These violations of the law are almost not considered to be crimes at all. They are the least serious type of law-breaking and are often handled without ever actually going before a judge. In some cases, you can dispute an infraction at a hearing, but trials and juries are just plain unnecessary. The punishment for a single infraction is at worst a fine, and in many cases may just be a verbal warning from a police officer. They are the most common type of crime.
In serious cases, infractions can be upgraded to misdemeanors if the situation permits it. A repeat offender, for example, or one who showed willful disregard for the law while committing an infraction could face misdemeanor charges instead. Usually, though, infractions are handled with stiff words and tickets from police.
A step up from infractions are more serious misdemeanors, which at least require a hearing and sometimes may even involve a trial before the judge, You can even request a jury trial for misdemeanor charges that can result in over six months of jail time. Misdemeanors carry sentences ranging from fines to probation to jail time, though there are limits on the severity of the sentences possible. Fines normally stay below $1,000 and jail time below 1 year. Jail time is almost always in a local prison, as well.
Because of the heavier penalties possible, defendants who face misdemeanor charges have a legal right to an attorney to help them during legal proceedings. This is especially vital if you are facing more than one misdemeanor charge, or if the charges you face are wobbler charges, which can be upgraded from misdemeanor to felony as the prosecutor sees fit. This often happens more serious versions of base crimes, such as attacking someone with a weapon instead of just using your fists.
The most serious of all types of crime, felonies carry the harshest sentences and are treated with the most gravity in the court room. Like some misdemeanors, felonies carry minimum punishments, and these can range from mandatory minimum years of jail time to thousands of dollars in fines. For the most serious felonies, the maximum sentences include the death penalty or life in prison without a chance at parole.
Unless you plead guilty or no contest to the charges or make a plea bargain with the prosecutor to downgrade your charges to misdemeanors, you will always face a grand jury trial for felony crimes. The rights of the accused in a felony trial are taken very seriously, and you and your lawyer will have multiple chances to review the evidence against you and present new evidence to the court. Proceedings for felony trials can go on longer than for other types of crimes to ensure that the court gets the full picture before rendering a verdict.
If you are convicted of a felony crime, you face serious penalties even after your sentence is carried out. Felons are not permitted to own firearms or get hunting and fishing licenses. Many states also prohibit felons from voting in any level of elections. You can never serve on a jury if convicted, and you are also barred from various professions where felony status might influence your trustworthiness, such as government positions or teaching jobs.

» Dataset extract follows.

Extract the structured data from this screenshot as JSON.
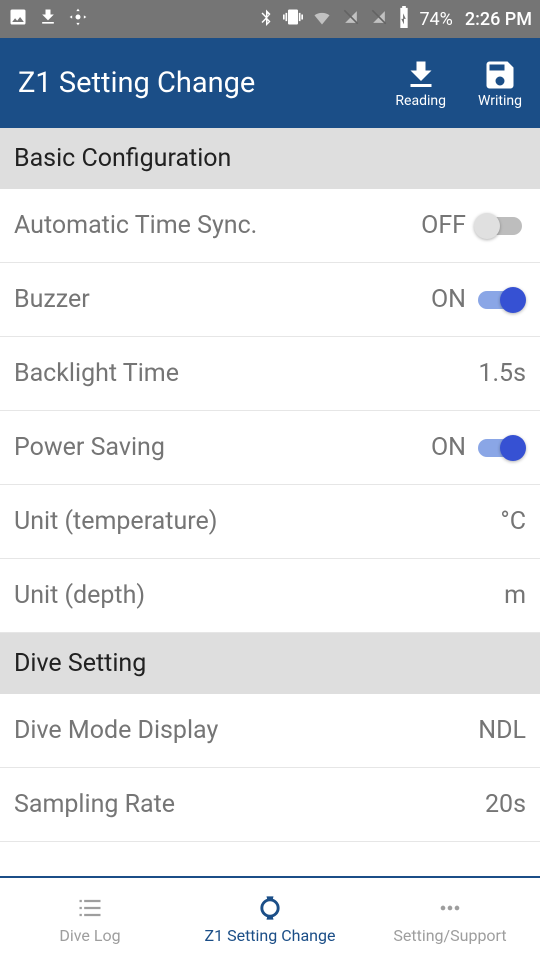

Understanding the severity of the charges against you is the first step to successfully proving your innocence in court. Whether you're fighting a speeding ticket or a felony assault charge, you'll need solid knowledge of the justice system and the options available to you for your defense. If you currently face charges and need help fighting them, get in contact with a lawyer right away. Places like the Kaiser Law Group can give you more information.